A counter argument to this, however, is that while the link between consumers’ spending and low energy prices is linear—and in a "Ricardian Equivalence world", it should actually be quite small—the impact on the economy from debt distress, deleveraging, EM slowdown etc is potentially non-linear once the dime drops. Some of us have been talking about this for over a year, but Krugman recently waded in with the mainstream argument.  

One factor, for example, is that sovereign wealth funds are now no longer accumulating assets, but shedding them as described in a recent JPM analysis. These guys are big players, and the argument reasonably goes that as the liquidity and capex pump from commodity producing nations stop due to excess capacity and crashing oil prices, it's time to watch out below. A corollary to this point—which the Austrians love to trod out—is that central banks' inflationary policies have inadvertently created a huge deflationary blanket over the global economy by inciting the energy sector to go on a debt and production bonanza. Maybe this is one for another day, but it certainly rings true as far as the equity market goes. Which is simply to say that if the market starts to trade off of that narrative, it could get a lot worse, very quickly. 

For all the stimulus delivered by OECD central banks. the BOJ is really the only central bank actively buying equities. Investors can also still hope for a boost from the GPIF, though, and one has to assume that part of the euro area surplus will be funnelled into equities too, although so far it has been predictably been going into bonds, at least based on the latest current account data. 

I still think, broadly speaking, that central bank policy counts as a positive non-linearity here. 

Arguably the reason we have QE and negative rates in the Eurozone, for example, is because of low oil prices. When you look at the macroeconomic data in the euro area, Mr. Draghi has essentially pulled a reverse Trichet. In 2008, the ECB hiked rates just before disaster struck due to fears over second round effects from higher oil prices. Now the same fear over negative second effects has prompted the central bank to ease significantly—and more could be on its way—at a point in the cycle where the economy already in recovery mode cyclically speaking. In Japan, Kuroda has recently rebuffed claims of more easing, but I think further downside in the USDJPY could force a re-think.

In the end, though, debt is debt and will have to be repaid. Indeed, in the energy sector, I think the market could easily unravel quickly and violently, but also rebound strongly, unlikely the zombification of some banks and mortgage markets after 2008. 

The main point remains, however, that the knee-jerk reaction to a deflationary scare just seems to be more QE, lower mortgage rates, and at least to some extent, happier consumers. Do you think U.K. consumers care about the FTSE for example? Nope, but they do care about interest rates and the housing market. I concede that the milage we'll get from extra monetary easing, or simply less tightening, can't stop market forces. But it is still an important part of the story, compared what was really an inflationary shock in 2007 that forced central banks to tighten quickly and aggressively. 

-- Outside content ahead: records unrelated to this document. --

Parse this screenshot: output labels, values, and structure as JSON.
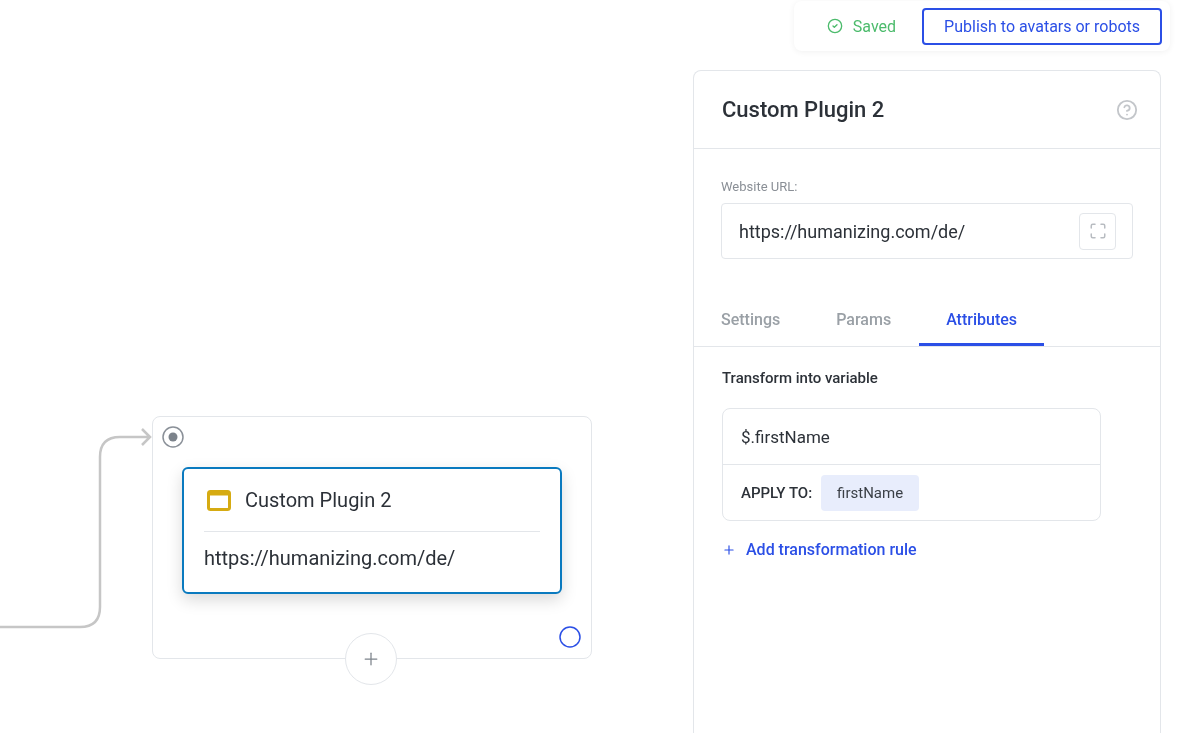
{
  "topbar": {
    "status": "Saved",
    "publish_button": "Publish to avatars or robots"
  },
  "canvas": {
    "node": {
      "title": "Custom Plugin 2",
      "url": "https://humanizing.com/de/",
      "selected": true
    }
  },
  "panel": {
    "title": "Custom Plugin 2",
    "url_label": "Website URL:",
    "url_value": "https://humanizing.com/de/",
    "tabs": [
      {
        "label": "Settings",
        "selected": false
      },
      {
        "label": "Params",
        "selected": false
      },
      {
        "label": "Attributes",
        "selected": true
      }
    ],
    "section_title": "Transform into variable",
    "rules": [
      {
        "expression": "$.firstName",
        "apply_label": "APPLY TO:",
        "apply_value": "firstName"
      }
    ],
    "add_rule": "Add transformation rule"
  }
}
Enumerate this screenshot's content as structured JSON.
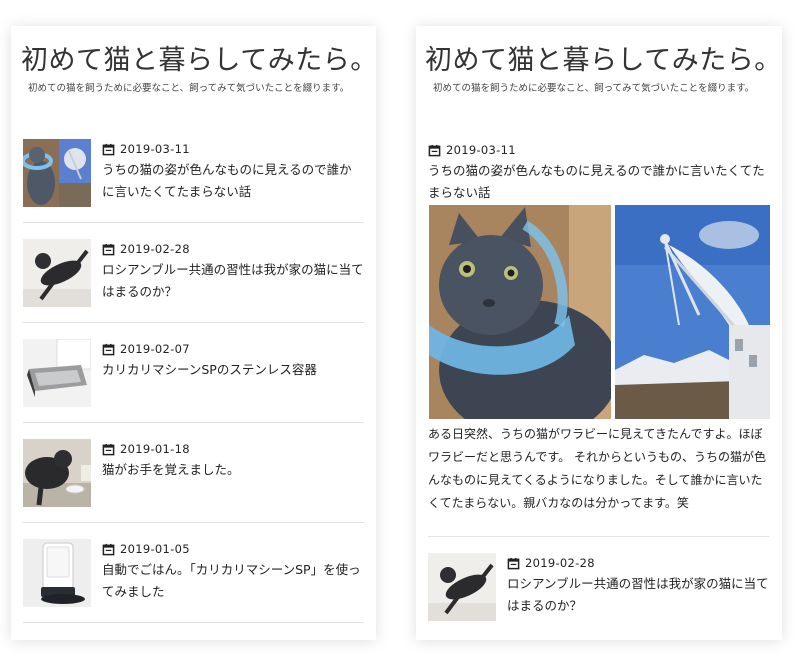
{
  "site": {
    "title": "初めて猫と暮らしてみたら。",
    "description": "初めての猫を飼うために必要なこと、飼ってみて気づいたことを綴ります。"
  },
  "left_posts": [
    {
      "date": "2019-03-11",
      "title": "うちの猫の姿が色んなものに見えるので誰かに言いたくてたまらない話",
      "thumb": "cat-and-antenna"
    },
    {
      "date": "2019-02-28",
      "title": "ロシアンブルー共通の習性は我が家の猫に当てはまるのか？",
      "thumb": "cat-lying"
    },
    {
      "date": "2019-02-07",
      "title": "カリカリマシーンSPのステンレス容器",
      "thumb": "feeder-bowl"
    },
    {
      "date": "2019-01-18",
      "title": "猫がお手を覚えました。",
      "thumb": "cat-paw"
    },
    {
      "date": "2019-01-05",
      "title": "自動でごはん。「カリカリマシーンSP」を使ってみました",
      "thumb": "auto-feeder"
    }
  ],
  "featured": {
    "date": "2019-03-11",
    "title": "うちの猫の姿が色んなものに見えるので誰かに言いたくてたまらない話",
    "excerpt": "ある日突然、うちの猫がワラビーに見えてきたんですよ。ほぼワラビーだと思うんです。 それからというもの、うちの猫が色んなものに見えてくるようになりました。そして誰かに言いたくてたまらない。親バカなのは分かってます。笑"
  },
  "right_next": {
    "date": "2019-02-28",
    "title": "ロシアンブルー共通の習性は我が家の猫に当てはまるのか？",
    "thumb": "cat-lying"
  },
  "icons": {
    "date": "calendar-icon"
  },
  "colors": {
    "text": "#222222",
    "divider": "#e3e3e3",
    "cone": "#6fb7e6",
    "sky": "#4a7fd0"
  }
}
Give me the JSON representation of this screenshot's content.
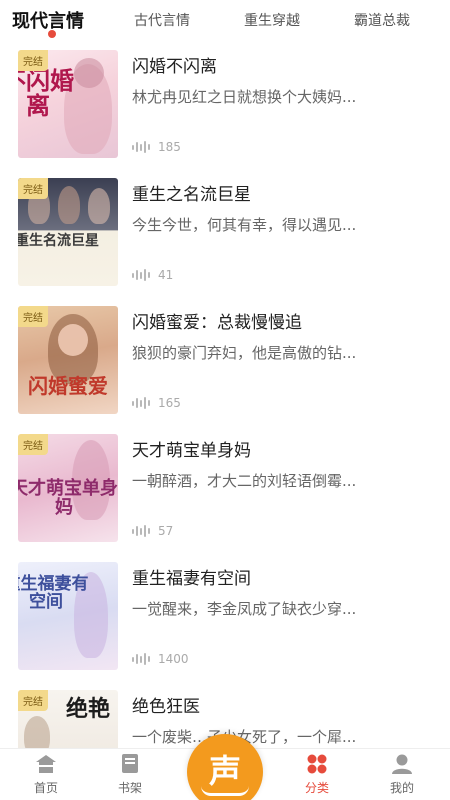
{
  "tabs": [
    {
      "label": "现代言情"
    },
    {
      "label": "古代言情"
    },
    {
      "label": "重生穿越"
    },
    {
      "label": "霸道总裁"
    }
  ],
  "books": [
    {
      "title": "闪婚不闪离",
      "desc": "林尤冉见红之日就想换个大姨妈...",
      "plays": "185",
      "badge": "完结",
      "cover_text": "不闪婚离"
    },
    {
      "title": "重生之名流巨星",
      "desc": "今生今世，何其有幸，得以遇见...",
      "plays": "41",
      "badge": "完结",
      "cover_text": "重生名流巨星"
    },
    {
      "title": "闪婚蜜爱：总裁慢慢追",
      "desc": "狼狈的豪门弃妇，他是高傲的钻...",
      "plays": "165",
      "badge": "完结",
      "cover_text": "闪婚蜜爱"
    },
    {
      "title": "天才萌宝单身妈",
      "desc": "一朝醉酒，才大二的刘轻语倒霉...",
      "plays": "57",
      "badge": "完结",
      "cover_text": "天才萌宝单身妈"
    },
    {
      "title": "重生福妻有空间",
      "desc": "一觉醒来，李金凤成了缺衣少穿...",
      "plays": "1400",
      "badge": "",
      "cover_text": "重生福妻有空间"
    },
    {
      "title": "绝色狂医",
      "desc": "一个废柴…子少女死了，一个犀...",
      "plays": "",
      "badge": "完结",
      "cover_text": "绝艳"
    }
  ],
  "nav": {
    "home": "首页",
    "shelf": "书架",
    "center_glyph": "声",
    "category": "分类",
    "mine": "我的"
  },
  "colors": {
    "accent": "#e64b3c",
    "center": "#f39a1e",
    "badge": "#f3d98b"
  }
}
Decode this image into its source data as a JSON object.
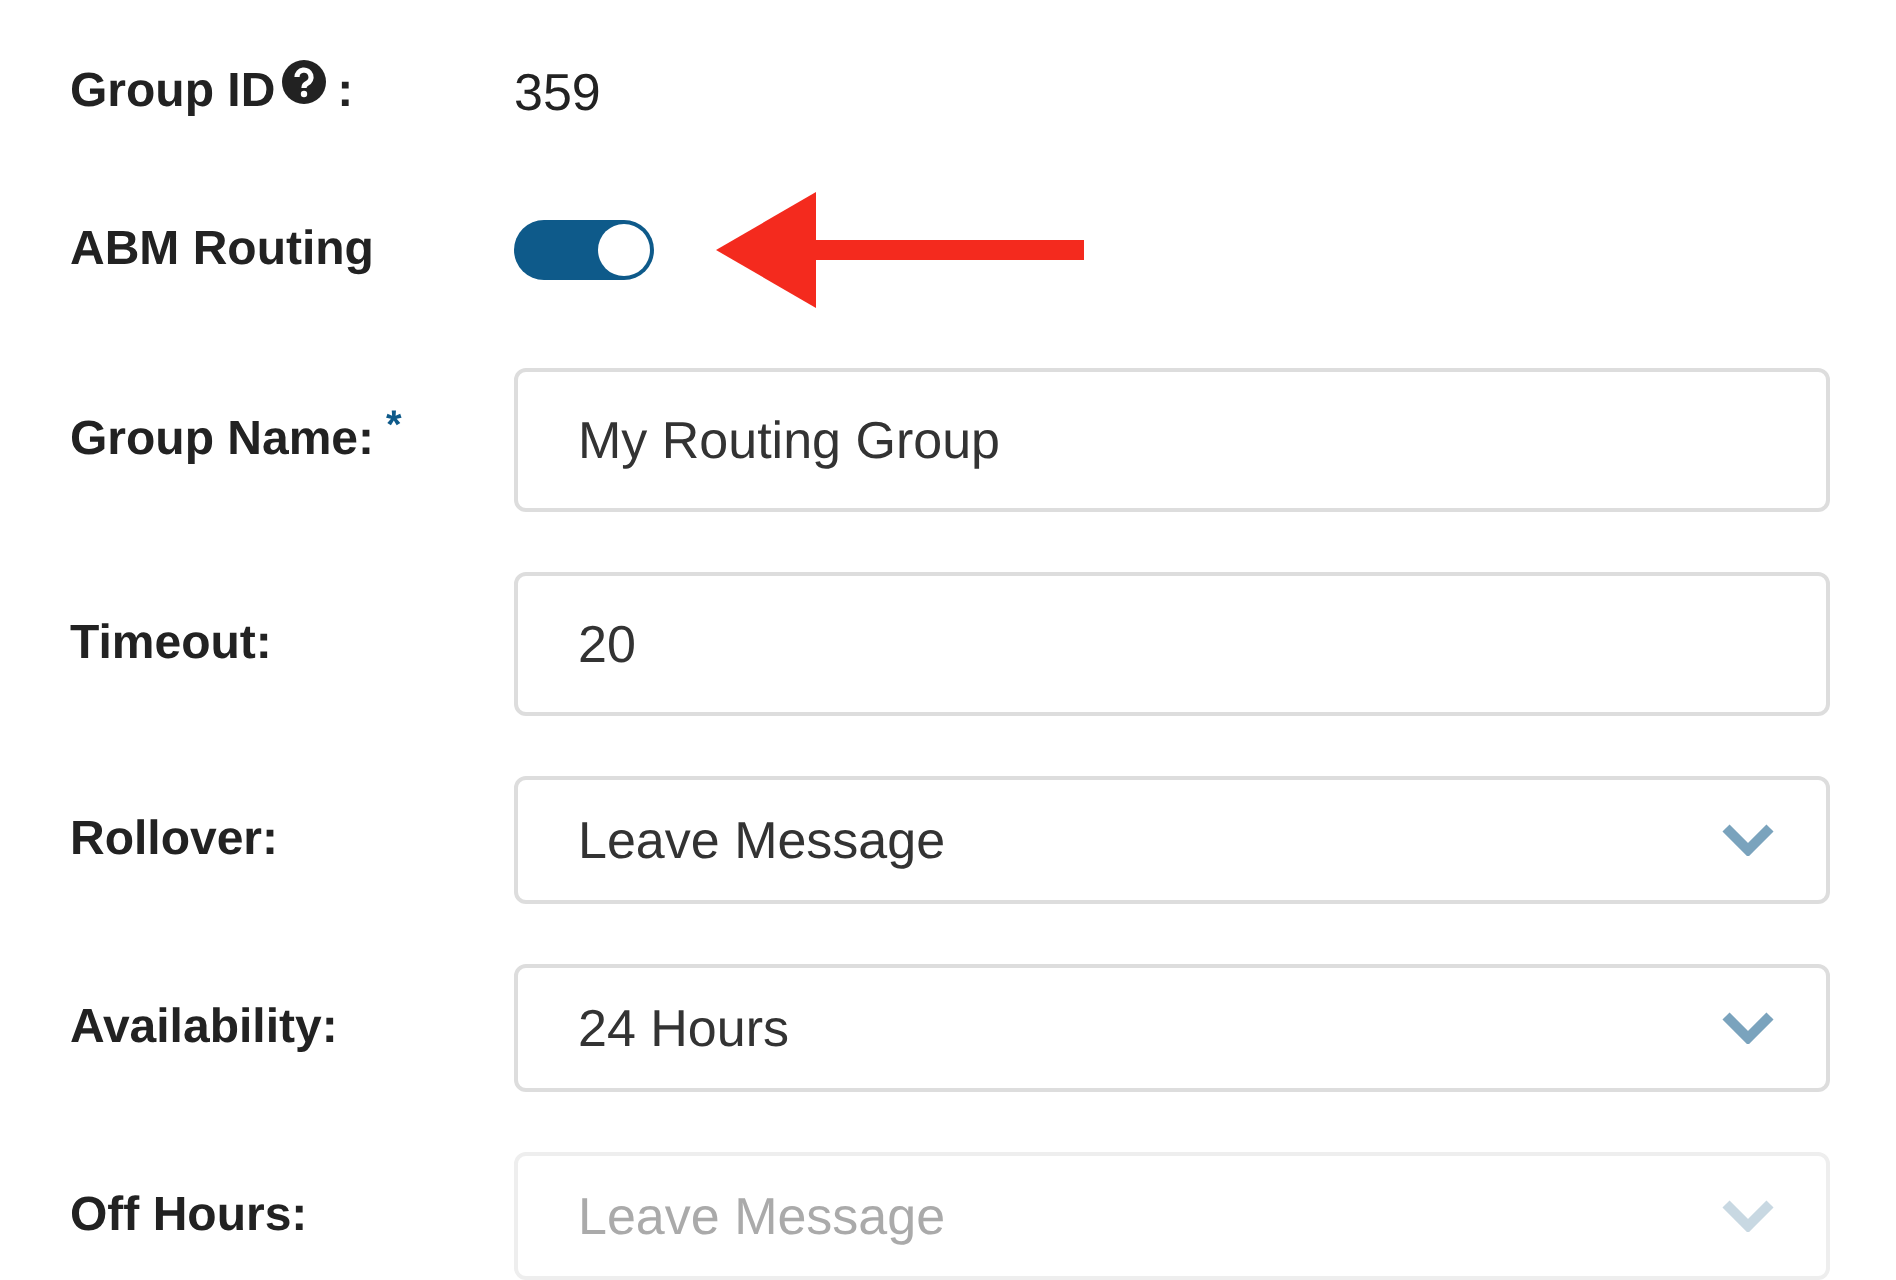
{
  "rows": [
    {
      "kind": "static",
      "label": "Group ID",
      "help": true,
      "colon": ":",
      "value": "359"
    },
    {
      "kind": "toggle",
      "label": "ABM Routing",
      "on": true
    },
    {
      "kind": "text",
      "label": "Group Name:",
      "mark": "*",
      "value": "My Routing Group"
    },
    {
      "kind": "text",
      "label": "Timeout:",
      "value": "20"
    },
    {
      "kind": "select",
      "label": "Rollover:",
      "disabled": false,
      "value": "Leave Message"
    },
    {
      "kind": "select",
      "label": "Availability:",
      "disabled": false,
      "value": "24 Hours"
    },
    {
      "kind": "select",
      "label": "Off Hours:",
      "disabled": true,
      "value": "Leave Message"
    }
  ]
}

It’s interesting in this regard to dwell a bit on what’s going on the euro area. In short; absolutely nothing if you look at the macro data at least. I now know how it felt like to be writing about the U.S. economy in 2010 and 2012 when Europe was blowing up—and U.S. markets were under the weather—but the economy doing alright. It’s then with hesitation that I proclaim the “buy the dip” regime to be unchanged in Europe. 

I also think that divergences going into this sell-off are so big (i.e. relative performances between sectors and asset classes have been absolutely stretched to extremes) and I think some markets could surprise a lot both to the upside and downside. In the short run, though, Spoos and oil appear to be the drivers, but just as you shouldn't be complacent, don't fall victim to recency bias, and assume that things will automatically follow the devastating script that played out in 2008.